Why do Black people like White movies?

The short answer here is that we don’t have much of a choice.

Many of the big budgeted, summer and holiday tent-pole blockbusters often have a majority White cast and/or feature Blacks and other minorities in supporting or non-influential roles.  These blockbusters have massive screen ratios from 2500 to 3500 screens and equally massive marketing campaigns designed to tickle the fancy of even the most discriminating viewers and/or their children.  Long running franchises that often begin as White films start to add more color to their casts over time as a way of sustaining and extending their audiences as was proven recently with the Latino upgrades in the blockbuster, Fast and Furious 6.  Moreover there is a vast catalog of decades and decades of films where Whites (and ethnicities who feign Whiteness) make up the majority of the cast, often with no Blacks at all or Blacks in menial roles that are still pleasurable to view by Blacks and Whites alike.    

The White film is narrowly defined here as a film with at least one White in the lead role or co-lead role and Blacks or other ethnicities in supporting or non-influential roles where the narrative resolves itself by giving more dramatic attention to the emotions and circumstances of the White character(s).

Another more profound answer is that it is not just the race of the cast members that we as Blacks are empathizing with when we watch a “White” film.  Some of us might be acknowledging the tacit notions of White privilege, power and control that can be reduced to the higher class status often ascribed to Whites that many other races and ethnicities aspire to exercise in a highly economically stratified society such as the United States.  Even as the United States becomes increasingly less White (in its population aggregate) the notions of privilege, power and control associated with upper class status is still seen through the prism of Whiteness on the movie screen.  

It is a question of agency. We watch Whites exercise power, privilege and control in “White” films because some of us aspire to exercise that same type of agency ourselves so we, for lack of a better phrase, roll with the Whiteness that we see on the screen.  We don’t sneak out of the Tom Cruise movie when the lights go down.

Returning to the research on the Racial Empathy Gap- the researchers at the University of Milano-Bicocca found that some Blacks lacked empathy for those of their own race and their findings suggest that class and social status- which is inextricably tied to race in this country can have an inhibiting effect with regards to empathy.  “It turns out assumptions about what it means to be black- in terms of social status and hardship may be behind the bias…  First, there is an underlying belief that there is a single black experience of the world.” (4)

For many Blacks to exercise a sense of power, privilege and control similar to Whites a material emphasis is placed on Class divisions within the race which subsequently affects their empathy threshold with regards to members of their own race.       

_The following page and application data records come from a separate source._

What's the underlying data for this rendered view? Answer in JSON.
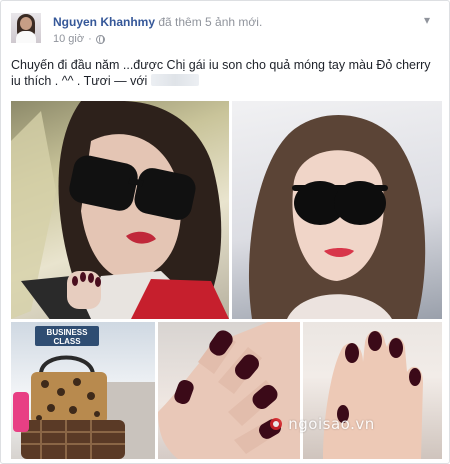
{
  "post": {
    "author": "Nguyen Khanhmy",
    "action": " đã thêm 5 ảnh mới.",
    "time": "10 giờ",
    "caption": "Chuyến đi đầu năm ...được Chị gái iu son cho quả móng tay màu Đỏ cherry iu thích . ^^ . Tươi — với",
    "tagged": ""
  },
  "photos": {
    "p3_sign": "BUSINESS CLASS"
  },
  "watermark": "ngoisao.vn",
  "colors": {
    "link": "#365899",
    "meta": "#90949c",
    "nail": "#4a0e1e",
    "lips": "#c0283a"
  }
}
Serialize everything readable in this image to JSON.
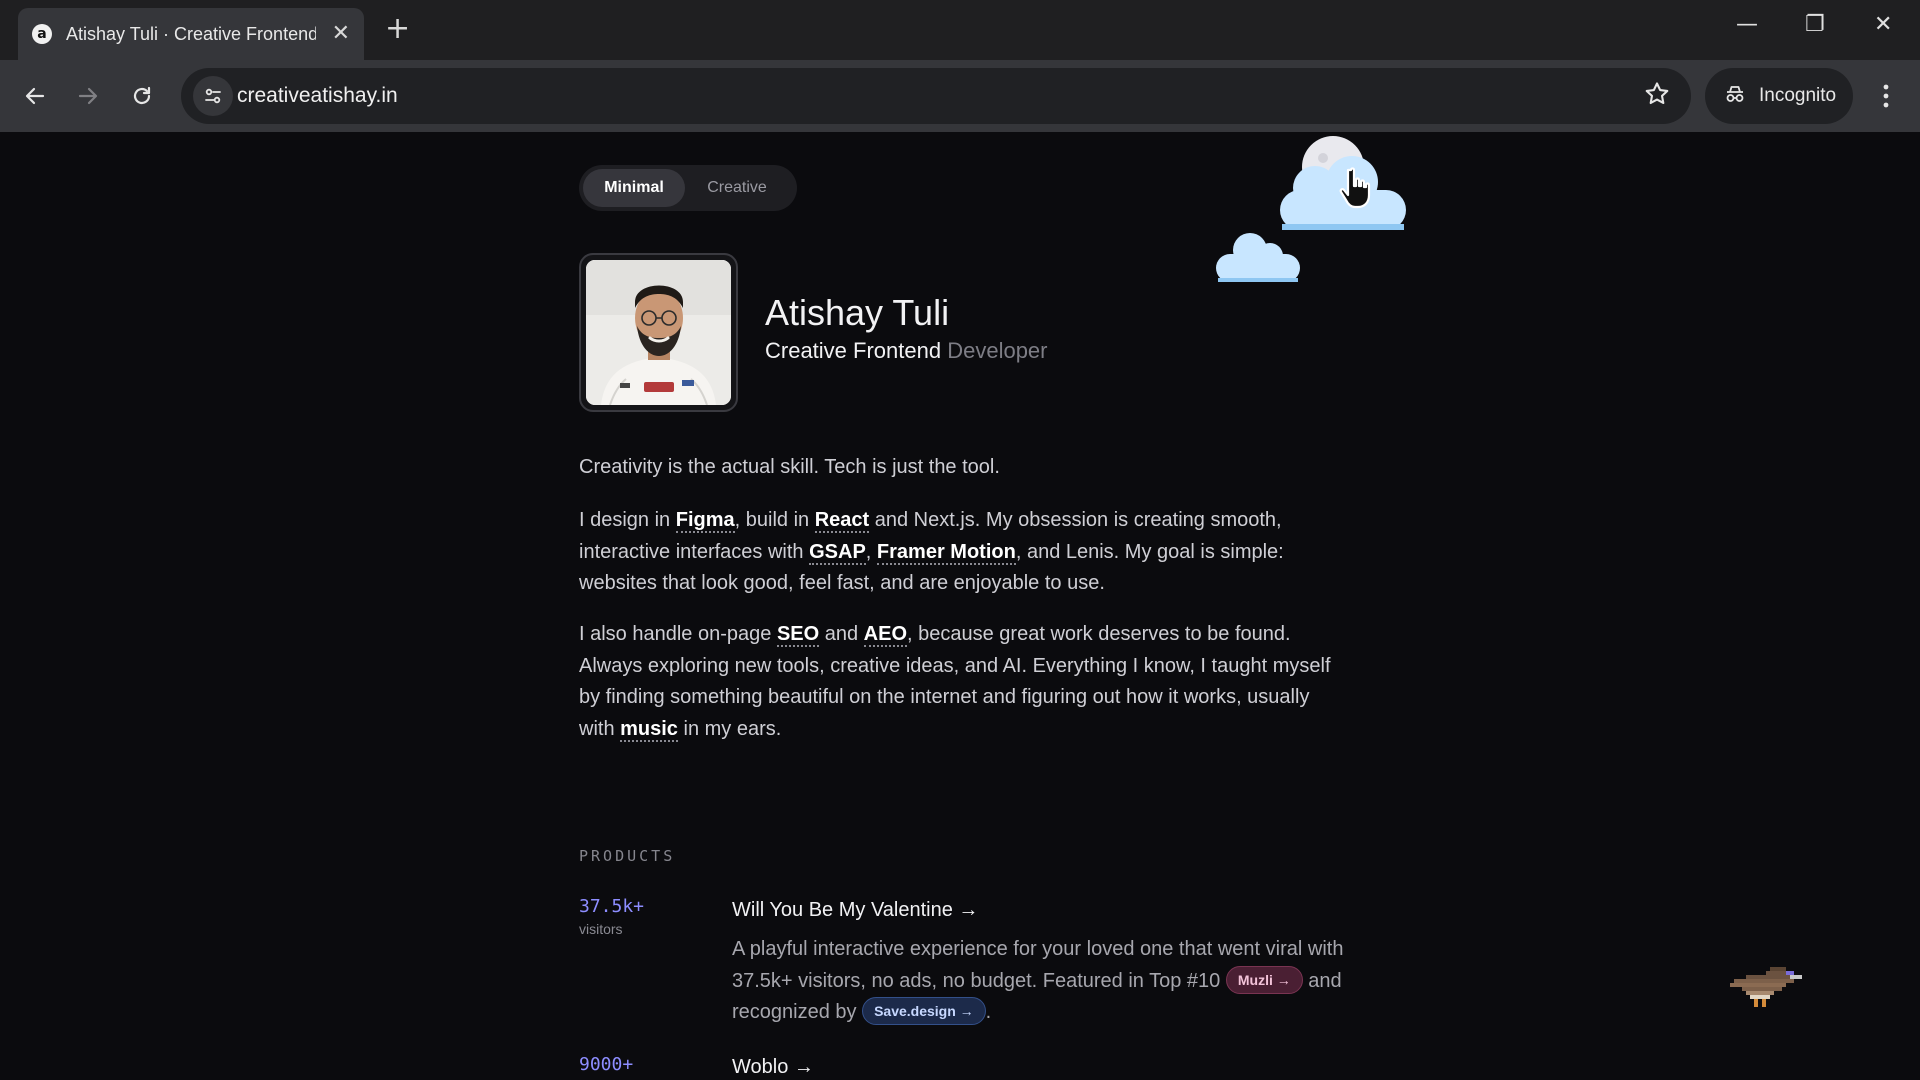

What can be suggested here with some degree of certainty is that the two vectors of Race and Class have an effect upon empathy thresholds.  The effect, which could be measured using the same techniques as those in the two Empathy studies, might potentially reveal that Race is a stronger impediment to Whites with regards to Black films just as Class is a stronger impediment to certain Blacks when they watch Black films (e.g. Hood films v. Black Rom/Coms).  For example, even though a Black upper class exists (both historically and in the present day) as was documented in the book OUR KIND OF PEOPLE: Inside America’s Black Upper Class by Lawrence Otis Graham, we rarely see films made about this Black upper class and the world they inhabit because of this,” underlying belief that there is a single black experience of the world.” (ibid)